What colour shingle do I need?
The roof is the part of your home that most visitors see first. It can be the key to successful exterior design and appearance.

Asphalt shingles are available in a range of traditional and modern colors and styles, including the popular earthtone hues and the top-of-the-line three-dimensional designs.

In addition to making a home more attractive, a roof’s color can be used to create various visual effects. A white roof, for example, may be used on a contemporary house to create a sense of airiness or on a low-slung ranch home for a taller appearance. Dark colors help make an unusually tall or steep-roofed building seem less towering.

You also want to ensure that whatever color of shingle you choose matches your exterior color scheme. Contrasting colors can be used to accentuate your roof or complementary colors can be chosen to blend your roof into your home’s siding or brick.

To see a sampling of available shingle colors and styles, you can head over to our Shingle Guide.

How can I protect my roof?
Ice dams and strong winds can sometimes force water behind or underneath shingles. An ice dam can form quite easily on almost any roof which is subjected to snowfall. As heat from a home’s attic causes snow on the roof to melt, it runs down onto the eaves, which are much cooler since they are not affected by the attic’s heat. Water on the eaves re-freezes and builds up, forming an ice dam. Melted snow then pulls behind the ice dam, where it can seep beneath the shingles, through the roof deck and into the internal structure of the home, causing potentially serious damage. Of greater importance to residents in the Houston area, strong winds can lift sloped roof coverings such as shingles, allowing wind-driven rain to move in and penetrate an unprotected roof deck.

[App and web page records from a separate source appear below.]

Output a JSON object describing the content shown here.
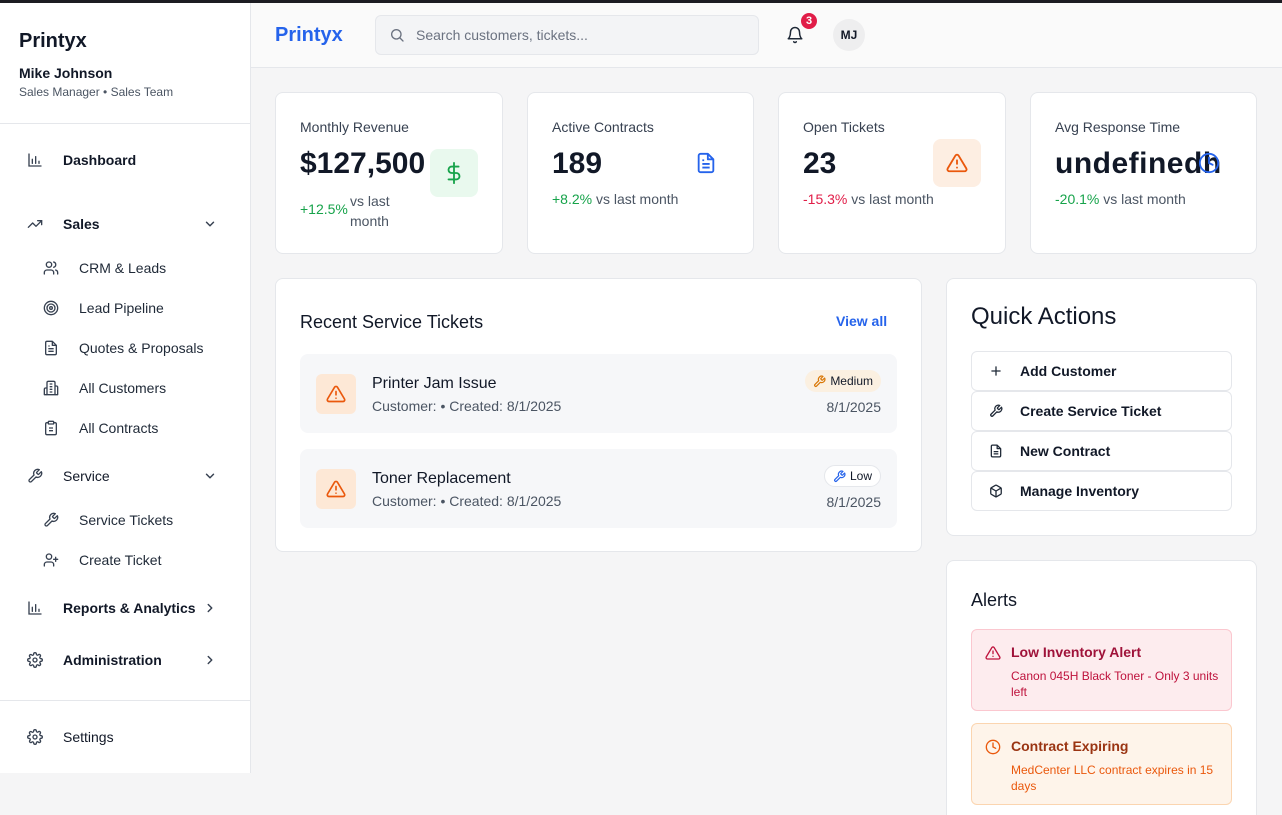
{
  "sidebar": {
    "brand": "Printyx",
    "user_name": "Mike Johnson",
    "user_role": "Sales Manager • Sales Team",
    "dashboard": "Dashboard",
    "sales": "Sales",
    "sales_items": [
      "CRM & Leads",
      "Lead Pipeline",
      "Quotes & Proposals",
      "All Customers",
      "All Contracts"
    ],
    "service": "Service",
    "service_items": [
      "Service Tickets",
      "Create Ticket"
    ],
    "reports": "Reports & Analytics",
    "administration": "Administration",
    "settings": "Settings"
  },
  "header": {
    "brand": "Printyx",
    "search_placeholder": "Search customers, tickets...",
    "notification_count": "3",
    "avatar_initials": "MJ"
  },
  "stats": [
    {
      "title": "Monthly Revenue",
      "value": "$127,500",
      "change": "+12.5%",
      "suffix": "vs last month",
      "icon": "dollar-icon",
      "trend": "up"
    },
    {
      "title": "Active Contracts",
      "value": "189",
      "change": "+8.2%",
      "suffix": "vs last month",
      "icon": "document-icon",
      "trend": "up"
    },
    {
      "title": "Open Tickets",
      "value": "23",
      "change": "-15.3%",
      "suffix": "vs last month",
      "icon": "warning-icon",
      "trend": "down"
    },
    {
      "title": "Avg Response Time",
      "value": "undefinedh",
      "change": "-20.1%",
      "suffix": "vs last month",
      "icon": "clock-icon",
      "trend": "up"
    }
  ],
  "tickets": {
    "title": "Recent Service Tickets",
    "view_all": "View all",
    "items": [
      {
        "title": "Printer Jam Issue",
        "subtitle": "Customer: • Created: 8/1/2025",
        "priority": "Medium",
        "date": "8/1/2025"
      },
      {
        "title": "Toner Replacement",
        "subtitle": "Customer: • Created: 8/1/2025",
        "priority": "Low",
        "date": "8/1/2025"
      }
    ]
  },
  "quick_actions": {
    "title": "Quick Actions",
    "items": [
      {
        "label": "Add Customer",
        "icon": "plus-icon"
      },
      {
        "label": "Create Service Ticket",
        "icon": "wrench-icon"
      },
      {
        "label": "New Contract",
        "icon": "document-icon"
      },
      {
        "label": "Manage Inventory",
        "icon": "package-icon"
      }
    ]
  },
  "alerts": {
    "title": "Alerts",
    "items": [
      {
        "title": "Low Inventory Alert",
        "description": "Canon 045H Black Toner - Only 3 units left",
        "icon": "warning-icon",
        "color": "#be123c",
        "bg": "#fdecee",
        "border": "#fbc7cf"
      },
      {
        "title": "Contract Expiring",
        "description": "MedCenter LLC contract expires in 15 days",
        "icon": "clock-icon",
        "color": "#9a3412",
        "desc_color": "#ea580c",
        "bg": "#fef4ea",
        "border": "#fbd5b0"
      }
    ]
  },
  "colors": {
    "accent": "#2563eb",
    "positive": "#16a34a",
    "negative": "#e11d48",
    "warning": "#ea580c"
  }
}
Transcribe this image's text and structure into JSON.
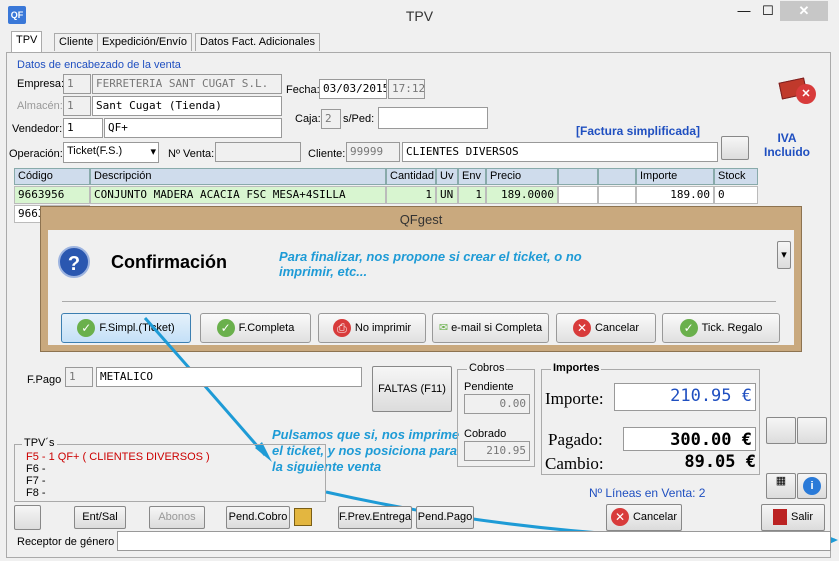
{
  "window": {
    "title": "TPV",
    "app_icon_text": "QF",
    "close": "✕",
    "minimize": "—",
    "maximize": "☐"
  },
  "tabs": [
    "TPV",
    "Cliente",
    "Expedición/Envío",
    "Datos Fact. Adicionales"
  ],
  "header": {
    "section_title": "Datos de encabezado de la venta",
    "empresa_label": "Empresa:",
    "empresa_code": "1",
    "empresa_name": "FERRETERIA SANT CUGAT S.L.",
    "almacen_label": "Almacén:",
    "almacen_code": "1",
    "almacen_name": "Sant Cugat (Tienda)",
    "vendedor_label": "Vendedor:",
    "vendedor_code": "1",
    "vendedor_name": "QF+",
    "fecha_label": "Fecha:",
    "fecha": "03/03/2015",
    "hora": "17:12",
    "caja_label": "Caja:",
    "caja": "2",
    "sped_label": "s/Ped:",
    "sped": "",
    "operacion_label": "Operación:",
    "operacion": "Ticket(F.S.)",
    "nventa_label": "Nº Venta:",
    "nventa": "",
    "cliente_label": "Cliente:",
    "cliente_code": "99999",
    "cliente_name": "CLIENTES DIVERSOS",
    "factura_simplificada": "[Factura simplificada]",
    "iva_incluido": "IVA Incluido"
  },
  "grid": {
    "headers": [
      "Código",
      "Descripción",
      "Cantidad",
      "Uv",
      "Env",
      "Precio",
      "",
      "",
      "Importe",
      "Stock"
    ],
    "rows": [
      [
        "9663956",
        "CONJUNTO MADERA ACACIA FSC MESA+4SILLA",
        "1",
        "UN",
        "1",
        "189.0000",
        "",
        "",
        "189.00",
        "0"
      ],
      [
        "9663",
        "",
        "",
        "",
        "",
        "",
        "",
        "",
        "",
        ""
      ]
    ]
  },
  "dialog": {
    "title": "QFgest",
    "heading": "Confirmación",
    "buttons": [
      "F.Simpl.(Ticket)",
      "F.Completa",
      "No imprimir",
      "e-mail si Completa",
      "Cancelar",
      "Tick. Regalo"
    ]
  },
  "annotations": {
    "top": "Para finalizar, nos propone si crear el ticket, o no imprimir, etc...",
    "bottom": "Pulsamos que si, nos imprime el ticket, y nos posiciona para la siguiente venta"
  },
  "pago": {
    "label": "F.Pago",
    "code": "1",
    "name": "METALICO",
    "faltas": "FALTAS (F11)"
  },
  "cobros": {
    "title": "Cobros",
    "pendiente_label": "Pendiente",
    "pendiente": "0.00",
    "cobrado_label": "Cobrado",
    "cobrado": "210.95"
  },
  "importes": {
    "title": "Importes",
    "importe_label": "Importe:",
    "importe": "210.95 €",
    "pagado_label": "Pagado:",
    "pagado": "300.00 €",
    "cambio_label": "Cambio:",
    "cambio": "89.05 €",
    "lineas": "Nº Líneas en Venta: 2"
  },
  "tpvs": {
    "title": "TPV´s",
    "lines": [
      "F5 - 1 QF+ ( CLIENTES DIVERSOS )",
      "F6 -",
      "F7 -",
      "F8 -"
    ]
  },
  "bottom_buttons": [
    "Ent/Sal",
    "Abonos",
    "Pend.Cobro",
    "F.Prev.Entrega",
    "Pend.Pago",
    "Cancelar",
    "Salir"
  ],
  "receptor_label": "Receptor de género",
  "colors": {
    "accent": "#1f4fc0",
    "dialog_frame": "#c9a97e",
    "selected_row": "#d8f5d0",
    "annotation": "#1e9bd6"
  }
}
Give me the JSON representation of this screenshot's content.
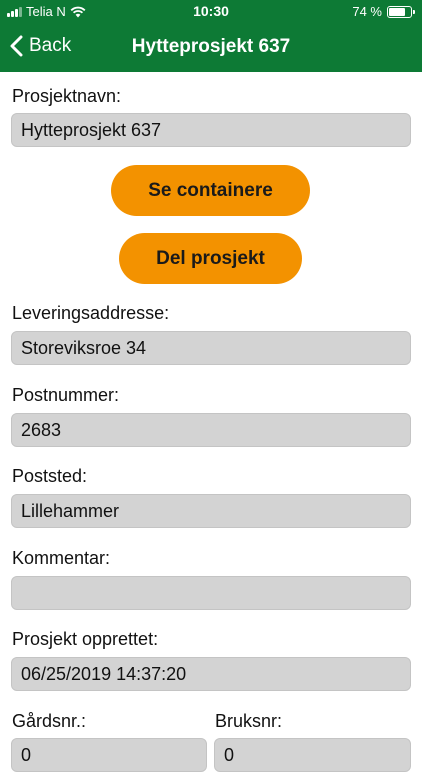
{
  "status": {
    "carrier": "Telia N",
    "time": "10:30",
    "battery": "74 %"
  },
  "nav": {
    "back_label": "Back",
    "title": "Hytteprosjekt 637"
  },
  "form": {
    "project_name_label": "Prosjektnavn:",
    "project_name_value": "Hytteprosjekt 637",
    "see_containers_button": "Se containere",
    "share_project_button": "Del prosjekt",
    "delivery_address_label": "Leveringsaddresse:",
    "delivery_address_value": "Storeviksroe 34",
    "postal_code_label": "Postnummer:",
    "postal_code_value": "2683",
    "postal_place_label": "Poststed:",
    "postal_place_value": "Lillehammer",
    "comment_label": "Kommentar:",
    "comment_value": "",
    "created_label": "Prosjekt opprettet:",
    "created_value": "06/25/2019 14:37:20",
    "farm_no_label": "Gårdsnr.:",
    "farm_no_value": "0",
    "property_no_label": "Bruksnr:",
    "property_no_value": "0"
  },
  "colors": {
    "header": "#0d7a35",
    "button": "#f39200",
    "field": "#d3d3d3"
  }
}
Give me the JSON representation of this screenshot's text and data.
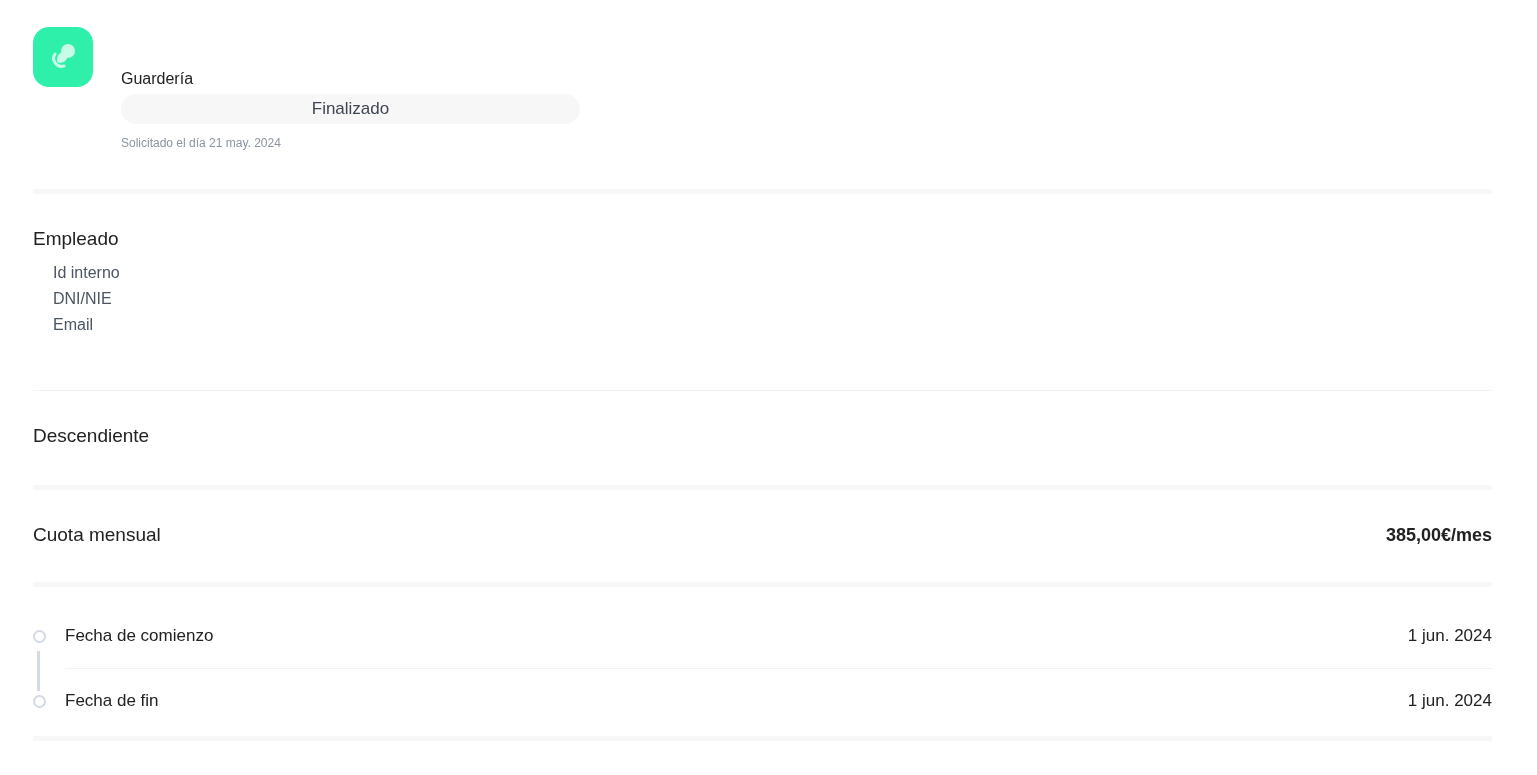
{
  "header": {
    "title": "Guardería",
    "status": "Finalizado",
    "requested": "Solicitado el día 21 may. 2024"
  },
  "employee": {
    "heading": "Empleado",
    "fields": [
      "Id interno",
      "DNI/NIE",
      "Email"
    ]
  },
  "descendant": {
    "heading": "Descendiente"
  },
  "fee": {
    "label": "Cuota mensual",
    "value": "385,00€/mes"
  },
  "dates": [
    {
      "label": "Fecha de comienzo",
      "value": "1 jun. 2024"
    },
    {
      "label": "Fecha de fin",
      "value": "1 jun. 2024"
    }
  ]
}
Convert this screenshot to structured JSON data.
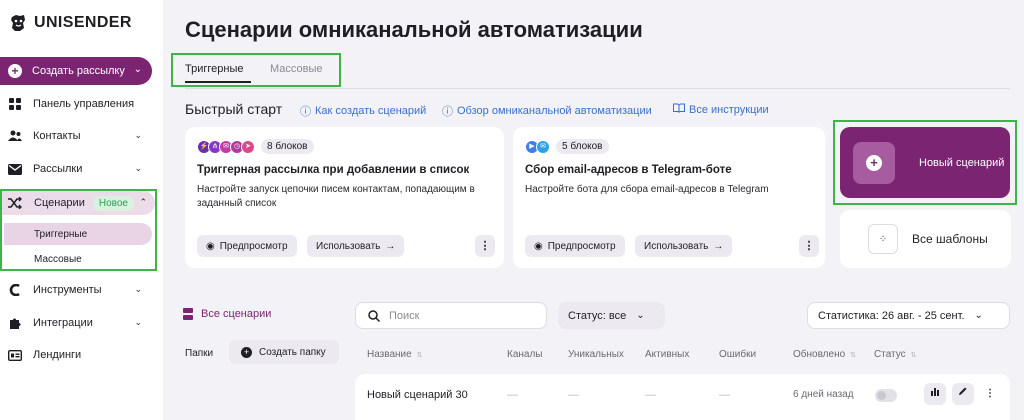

All-climate underlayment (also known as ice and water shield) creates a watertight seal that keeps water out of the most vulnerable, leak-prone areas of the roof at the eaves, in valleys, around chimneys and skylights, etc. and also seals around roofing nails to ensure a watertight surface. Think of it as a second roof. In fact, it could be the roof, though by itself it’s not very attractive.